We meet in the Buckingham Room of The Chantry, Thornbury, on the first Monday of each month except August, when we take a break. The meetings start informally around 10am with coffee, biscuits and chat, and we sit down for the more formal proceedings at 10.30am. We finish around noon. Each member is expected to make a donation of £1 at each meeting to cover the costs of hiring the room and providing the refreshments.
(click on a thumbnail to see a larger image)
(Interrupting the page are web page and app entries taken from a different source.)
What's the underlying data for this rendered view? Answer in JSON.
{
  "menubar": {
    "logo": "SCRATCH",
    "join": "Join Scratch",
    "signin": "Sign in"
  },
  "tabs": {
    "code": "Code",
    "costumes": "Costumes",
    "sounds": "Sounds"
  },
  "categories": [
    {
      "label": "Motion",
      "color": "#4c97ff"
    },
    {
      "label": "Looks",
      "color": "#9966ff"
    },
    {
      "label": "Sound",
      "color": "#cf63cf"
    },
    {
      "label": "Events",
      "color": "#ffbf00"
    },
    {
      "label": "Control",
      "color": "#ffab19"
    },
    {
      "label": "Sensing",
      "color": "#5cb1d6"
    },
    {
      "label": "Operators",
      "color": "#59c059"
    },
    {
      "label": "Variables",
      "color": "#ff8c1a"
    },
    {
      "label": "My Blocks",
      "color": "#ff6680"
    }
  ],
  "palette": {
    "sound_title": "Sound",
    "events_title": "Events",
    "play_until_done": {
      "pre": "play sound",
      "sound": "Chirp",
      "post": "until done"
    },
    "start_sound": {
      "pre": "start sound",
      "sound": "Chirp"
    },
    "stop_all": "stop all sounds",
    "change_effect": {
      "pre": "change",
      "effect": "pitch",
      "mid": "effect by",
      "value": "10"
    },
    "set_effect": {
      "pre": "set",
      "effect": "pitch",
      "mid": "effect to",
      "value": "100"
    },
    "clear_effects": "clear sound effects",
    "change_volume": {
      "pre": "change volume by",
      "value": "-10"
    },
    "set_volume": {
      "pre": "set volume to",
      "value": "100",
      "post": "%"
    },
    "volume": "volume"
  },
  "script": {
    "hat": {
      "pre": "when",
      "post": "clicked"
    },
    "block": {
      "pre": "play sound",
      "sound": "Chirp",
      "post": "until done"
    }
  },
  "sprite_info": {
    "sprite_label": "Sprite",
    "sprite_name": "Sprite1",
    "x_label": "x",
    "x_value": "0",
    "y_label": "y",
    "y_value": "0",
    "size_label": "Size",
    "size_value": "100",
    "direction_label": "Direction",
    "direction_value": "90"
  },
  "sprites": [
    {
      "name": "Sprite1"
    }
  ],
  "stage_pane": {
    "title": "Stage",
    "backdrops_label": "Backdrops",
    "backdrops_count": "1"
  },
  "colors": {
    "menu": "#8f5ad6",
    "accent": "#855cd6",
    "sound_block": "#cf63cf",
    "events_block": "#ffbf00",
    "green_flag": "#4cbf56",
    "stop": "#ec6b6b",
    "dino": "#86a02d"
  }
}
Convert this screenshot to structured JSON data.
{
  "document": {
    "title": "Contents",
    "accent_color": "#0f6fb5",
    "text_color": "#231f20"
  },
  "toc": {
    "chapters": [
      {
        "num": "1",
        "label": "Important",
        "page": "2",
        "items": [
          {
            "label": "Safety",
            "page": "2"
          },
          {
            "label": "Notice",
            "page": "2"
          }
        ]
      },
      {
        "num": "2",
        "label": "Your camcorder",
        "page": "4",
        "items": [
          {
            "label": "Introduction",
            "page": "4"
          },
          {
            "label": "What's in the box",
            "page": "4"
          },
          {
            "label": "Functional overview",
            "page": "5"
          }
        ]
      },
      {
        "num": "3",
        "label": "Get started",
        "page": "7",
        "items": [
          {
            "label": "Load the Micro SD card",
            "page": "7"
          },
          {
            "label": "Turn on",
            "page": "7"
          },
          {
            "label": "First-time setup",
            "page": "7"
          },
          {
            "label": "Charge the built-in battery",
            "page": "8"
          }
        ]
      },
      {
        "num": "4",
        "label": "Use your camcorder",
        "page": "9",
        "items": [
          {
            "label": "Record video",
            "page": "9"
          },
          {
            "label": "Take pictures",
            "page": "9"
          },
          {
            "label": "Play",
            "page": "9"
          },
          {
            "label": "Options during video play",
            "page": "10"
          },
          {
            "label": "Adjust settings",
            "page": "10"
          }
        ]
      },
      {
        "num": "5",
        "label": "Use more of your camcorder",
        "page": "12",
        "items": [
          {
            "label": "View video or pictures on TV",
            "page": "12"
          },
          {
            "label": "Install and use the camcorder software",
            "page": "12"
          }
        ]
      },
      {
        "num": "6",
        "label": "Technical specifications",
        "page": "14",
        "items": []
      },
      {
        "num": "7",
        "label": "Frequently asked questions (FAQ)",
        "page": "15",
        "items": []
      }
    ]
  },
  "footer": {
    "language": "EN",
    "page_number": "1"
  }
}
The membership varies widely in background and very few of us are telescope-owning observers. We are mainly a talks and discussions group and cover astronomy in the widest sense: observations, cosmology, space missions, history, and so on. We do not explore the subject systematically – every meeting is a stand-alone meeting with a main talk covering one particular topic. We are particularly keen on covering the latest findings in Astronomy as soon as possible after they are announced.
If you wish to know a little more about the group’s activities, you can consult our Astronomy pages on the Thornbury U3A website. In particular, a few days before each meeting a poster is placed on these pages advertising the meeting’s main talk. The "Past Meetings" page contains a collection of these posters and anyone interested in joining us can examine these to get some idea of what we cover. The group welcomes new members.
Contact the Group Leader, Peter Jackson, on 418050 or by email to Astronomy.
If you have any comments about the web site, please sent an email to Webmaster.
- Two telescopes have been offered for sale: a "Meade 8” LX10 Schmidt-Cassegrain reflector" and a small "Jessop’s refractor and tripod". Details are on the "For Sale" page (see the link on the right of this page).
- There was a small penumbral eclipse of the full moon at around 7pm on Friday night, 10/01/2020. It was shot by one of our members with a digital camera fitted with a 400mm lens and mounted on a fixed tripod, exposure 1/125 seconds at f8, ISO 200. The faint penumbral shadow is across the bottom right hand corner up to the crater Tycho.
- The Lyrids meteor shower is named after its radiant in the constellation Lyra. It will be visible in the South in the morning of April 22nd 2020. The radiant will be highest in the sky about 05:00. However, with sunrise at 03:43 earlier viewing would be better! Between 01:00 and 02:00, the radiant should be due East about 45 degrees above the horizon. There is a new moon at the time so this should not affect viewing conditions. The Lyrids are one of the oldest recorded meteor showers—according to some historical Chinese texts, the shower was seen over 2,500 years ago. The fireballs in the meteor shower are created by debris from comet Thatcher, which takes about 415 years to orbit around the Sun. The comet is expected to be visible from Earth again in 2276.
|Dates for your Diary|
|Mon Feb 3rd||Andrew Barnes will give a talk entitled "From the 12 days of Chrtistmas to the 20 discoveries of 2020".|
|Mon Mar 2nd||Details of the March 2020 meeting will be posted here as soon as they are available.|
|Mon Apr 6th||Details of the April 2020 meeting will be posted here as soon as they are available.|